So, Harry Reid didn't go down the path of the "nuclear option" in order to get Richard Cordray appointed as director of the CFPB.
But this wasn't a cave by Reid. Reid got what he wanted; the Republicans stopped blocking Cordray's nomination, as well as several of President Obama's nominees to the NLRB, and they'll be confirmed by Senate vote.
See, it wasn't necessary to actually vote to do away with the filibuster. This happened because now, Republicans know that Reid actually WILL do away with the filibuster if they continue their path of obstruction, and now they know as well that Reid will have the votes in the Democratic caucus to do just that.

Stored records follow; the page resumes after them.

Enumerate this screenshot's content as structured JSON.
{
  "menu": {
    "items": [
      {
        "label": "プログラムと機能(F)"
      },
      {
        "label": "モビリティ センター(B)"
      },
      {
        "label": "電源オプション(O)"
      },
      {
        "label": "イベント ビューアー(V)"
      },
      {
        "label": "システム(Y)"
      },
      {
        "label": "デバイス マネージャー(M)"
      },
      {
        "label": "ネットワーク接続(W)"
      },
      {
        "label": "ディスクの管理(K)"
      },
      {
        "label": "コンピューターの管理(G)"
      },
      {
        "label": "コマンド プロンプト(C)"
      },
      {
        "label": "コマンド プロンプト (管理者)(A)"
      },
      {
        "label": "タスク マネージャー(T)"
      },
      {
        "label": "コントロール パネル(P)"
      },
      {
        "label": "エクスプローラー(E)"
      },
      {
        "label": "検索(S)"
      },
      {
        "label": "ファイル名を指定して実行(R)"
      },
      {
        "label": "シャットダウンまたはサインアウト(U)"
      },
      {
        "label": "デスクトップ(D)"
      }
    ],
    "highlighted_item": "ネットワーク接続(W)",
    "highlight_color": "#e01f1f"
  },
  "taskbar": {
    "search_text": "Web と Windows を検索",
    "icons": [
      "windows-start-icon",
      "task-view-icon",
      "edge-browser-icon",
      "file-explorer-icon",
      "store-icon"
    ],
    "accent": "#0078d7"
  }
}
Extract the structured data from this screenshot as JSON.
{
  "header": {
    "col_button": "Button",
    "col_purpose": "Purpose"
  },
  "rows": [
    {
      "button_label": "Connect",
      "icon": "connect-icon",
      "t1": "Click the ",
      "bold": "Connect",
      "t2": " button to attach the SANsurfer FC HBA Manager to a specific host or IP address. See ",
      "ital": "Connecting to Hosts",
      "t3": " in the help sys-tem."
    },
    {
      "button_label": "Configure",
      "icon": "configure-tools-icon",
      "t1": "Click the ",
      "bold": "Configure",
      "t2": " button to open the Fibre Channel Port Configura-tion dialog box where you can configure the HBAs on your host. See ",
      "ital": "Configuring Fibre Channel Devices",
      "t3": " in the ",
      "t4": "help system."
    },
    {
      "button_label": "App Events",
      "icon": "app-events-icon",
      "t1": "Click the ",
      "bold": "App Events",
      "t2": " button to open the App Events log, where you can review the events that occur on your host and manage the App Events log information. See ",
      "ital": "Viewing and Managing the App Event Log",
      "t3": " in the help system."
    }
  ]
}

In other words -- Reid did away with the filibuster, without actually doing away with the filibuster. At least for executive branch nominations, and possibly in the near future for judicial nominations, the filibuster is essentially gone.
Republicans can still technically use the filibuster to obstruct the business of the Senate, but now Democrats can take the privilege away at any time. "Stop the filibuster, or we'll change the rules so that you can't filibuster" is basically the same thing as... well, changing the rules so that you can't filibuster.
Well, I guess there is ONE difference. That is that the media will not treat this as ending the filibuster. They're treating this as though Reid managed to work out a compromise with the Republicans. Now, imagine the firestorm if he actually HAD ended the filibuster.
Instead, we all know that as soon as Republicans take control of the Senate, they're going to do away with the filibuster. Now, Mitch McConnell (or whoever the Republican leader is at that time) will be the one who has to answer for it. Not Harry Reid.